In one of my research projects, I used Android PCAP Capture with ALFA RTL8187L dongles to capture Wi-Fi packets on Android phones. One problem I encountered was that per packet RSSI is missing. After poking around the source code for couple of days, I finally figured out how to get this information. In short, the per packet RSSI information IS indeed reported by the hardware, yet the current Android PCAP app doesn't collect it.

RTL8187 Rx Descriptor

Normally, the Wi-Fi chipset will report certain PHY layer information (RSSI, AGC, etc.) along with the true 802.11 packet in the form of a vendor "header". In the case of RTL8187L, it's a bit confusing because the "header" is actually at the end of the delivered packet. This is the detailed format of RTL8187 Rx descriptor (p.25 of the datasheet).

The most interesting part related to signal strength is AGC and RSSI. They all, in a way, reflect the signal quality of the received packet. However, as per the Linux kernel rtl8187 driver, "none of these quantities show qualitative agreement with AP signal strength, except for the AGC". We'll worry about this later. For now, we focus on how to extract these values from the packet.

Get the Values

In PCAP capture source code (, there is a usbThread which keep pulling data from the dongle. When got a packet, the last 16 or 20 bytes are trimmed depending on if it's RTL8187L or RTL8187B. That 16 or 20 bytes are the Rx descriptor.

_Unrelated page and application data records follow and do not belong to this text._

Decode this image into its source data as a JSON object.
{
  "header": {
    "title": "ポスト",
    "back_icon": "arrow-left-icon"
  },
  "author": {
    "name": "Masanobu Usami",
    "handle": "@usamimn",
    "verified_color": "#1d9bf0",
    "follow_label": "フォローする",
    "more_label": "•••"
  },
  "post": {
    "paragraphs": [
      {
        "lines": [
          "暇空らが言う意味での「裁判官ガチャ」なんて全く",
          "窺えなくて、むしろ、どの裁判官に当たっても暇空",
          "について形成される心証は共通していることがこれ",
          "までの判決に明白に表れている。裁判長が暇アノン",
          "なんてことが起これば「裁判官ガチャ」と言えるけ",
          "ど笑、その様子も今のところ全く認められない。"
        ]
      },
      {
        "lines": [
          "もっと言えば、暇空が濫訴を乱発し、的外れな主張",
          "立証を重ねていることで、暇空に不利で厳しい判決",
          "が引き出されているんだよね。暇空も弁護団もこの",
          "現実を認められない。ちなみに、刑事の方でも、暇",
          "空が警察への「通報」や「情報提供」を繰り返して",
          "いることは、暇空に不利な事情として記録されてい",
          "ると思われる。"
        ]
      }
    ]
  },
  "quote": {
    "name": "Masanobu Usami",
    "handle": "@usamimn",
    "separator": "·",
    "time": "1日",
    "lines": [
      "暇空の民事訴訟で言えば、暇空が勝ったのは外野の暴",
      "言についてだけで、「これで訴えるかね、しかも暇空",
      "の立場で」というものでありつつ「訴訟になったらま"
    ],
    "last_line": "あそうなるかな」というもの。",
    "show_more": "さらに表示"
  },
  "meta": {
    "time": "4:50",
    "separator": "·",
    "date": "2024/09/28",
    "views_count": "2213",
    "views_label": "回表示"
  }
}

So instead of truncating them, we'll save them in a separate array.

diff --git a/src/net/kismetwireless/android/pcapcapture/ b/src/net/kismetwireless/android/pcapcapture/
index b8e1a44..7628446 100644
--- a/src/net/kismetwireless/android/pcapcapture/
+++ b/src/net/kismetwireless/android/pcapcapture/
@@ -1868,13 +1868,16 @@ public class Rtl8187Card extends UsbSource {
                // int sz = mBulkEndpoint.getMaxPacketSize();
                int sz = 2500;
                        byte[] buffer = new byte[sz];
+            byte[] header;

                        while (!stopped) {
                                int l = mConnection.bulkTransfer(mBulkEndpoint, buffer, sz, 1000);
                                int fcsofft = 0;
+                header = null;

                                if (l > 0) {
                                        if (is_rtl8187b == 0 && l > 16)
+                        header = Arrays.copyOfRange(buffer, l-16, l);
                                                l = l - 16;
                                        else if (l > 20)
                                                l = l - 20;
@@ -1889,6 +1892,11 @@ public class Rtl8187Card extends UsbSource {
                                        if (mPacketHandler != null) {
                                                Packet p = new Packet(Arrays.copyOfRange(buffer, 0, l));
+                        if (header != null) {
+                            int noise = header[4];
+                            int rssi = header[5] & 0x7f;
+                            int agc = header[6];
+                        }

                                                if (fcs)

Here, we save the RTL8187L header in a separate byte array, and get the relevant fields from it.

Meaningful RSSI

Although the Linux kernel driver shed some light on how to get a meaningful RSSI out of the RTL8187L header, in my experiment, I found that RSSI-100 is a fair enough approximation of the real RSSI in dBm. For example, if the RSSI field value is 15, then the actual RSSI is 15-100=-75dBm. Sometimes this approach will give you some strange RSSI values (e.g., positive), yet most of the time the calculated values are quite meaningful, and the RSSI of beacon frames calculated this way are consistent with what you'll get from Android scan results.